On Tuesday in Vancouver, the Canadian Olympic School Program announced a partnership with Active At School in front of hundreds of cheering kids.

At Sir Sandford Fleming Elementary School, Olympic women’s hockey champion Meaghan Mikkelson was on hand to help launch the initiative, along with Olympians Michelle Li and Sandra Sassine. Also joining the group was men’s national rugby team player Nathan Hirayama.

The program, developed in partnership with Active At School, is designed to reach over 250,000 students in Canada in a bid to increase the level of physical activity among school children.

Meaghan Mikkelson holds up one of her two Olympic gold medals.

Meaghan Mikkelson

Active At School was conceived by Olympic Team partner Canadian Tire as a way to get kids active for 60-minutes a day.

Download education resources

“I was very fortunate to have been given the opportunity to be involved in sport and be exposed to a healthy lifestyle, and as a result, sport has brought so much to my life,” Mikkelson, who won Olympic hockey gold with Canada in Vancouver and Sochi, told Olympic.ca. She hopes through this initiative more students will choose an active path, and Mikkelson feels it is vital for her to “promote physical activity in schools” across Canada.

Olympic fencer Sandra Sassine (left in white) surrounded by kids and Komak.

Olympic fencer Sandra Sassine (left in white) surrounded by kids and Komak.

Educators took to the school program in massive numbers in 2014. Over 180,000 education resources were downloaded in English and nearly 60,000 in French. While it is a Canadian guide, the free-to-download resources have been used throughout the United States and in over 100 countries worldwide.
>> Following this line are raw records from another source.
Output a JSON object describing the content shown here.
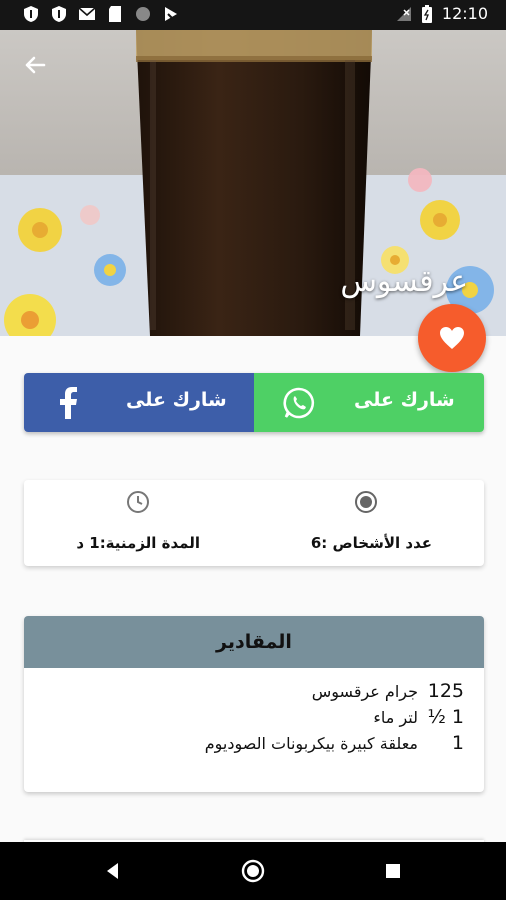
{
  "status_bar": {
    "time": "12:10",
    "icons": [
      "shield-icon",
      "shield-icon",
      "gmail-icon",
      "sd-card-icon",
      "circle-icon",
      "feed-icon",
      "no-signal-icon",
      "battery-icon"
    ]
  },
  "recipe": {
    "title": "عرقسوس"
  },
  "share": {
    "facebook_label": "شارك على",
    "whatsapp_label": "شارك على"
  },
  "info": {
    "people": "عدد الأشخاص :6",
    "duration": "المدة الزمنية:1 د"
  },
  "ingredients": {
    "title": "المقادير",
    "items": [
      {
        "qty": "125",
        "name": "جرام عرقسوس"
      },
      {
        "qty": "1 ½",
        "name": "لتر ماء"
      },
      {
        "qty": "1",
        "name": "معلقة كبيرة بيكربونات الصوديوم"
      }
    ]
  },
  "colors": {
    "accent": "#f65c2c",
    "facebook": "#3d5ea9",
    "whatsapp": "#4ed065",
    "header": "#78909b"
  }
}
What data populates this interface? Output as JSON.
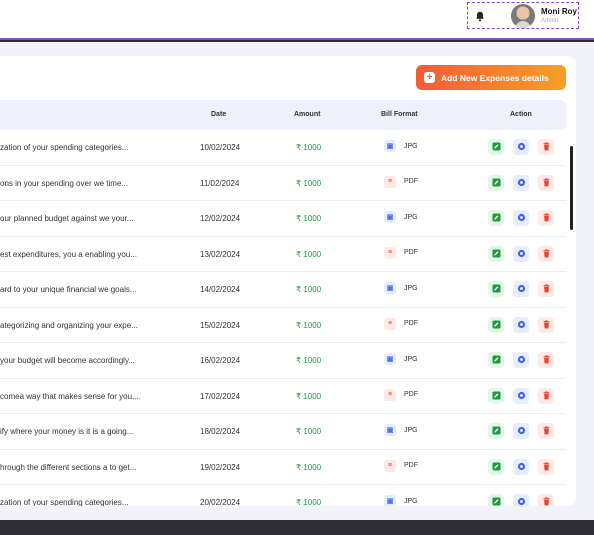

Highlighting the latest edition are a teacher’s guide for daily physical activity, a tracker for recording activities, and challenge cards featuring Olympians. The primary goal of the program since 1987 has been to extend the spirit of the Olympic movement to classrooms. This year Active at School joins to put an emphasis on physical activity.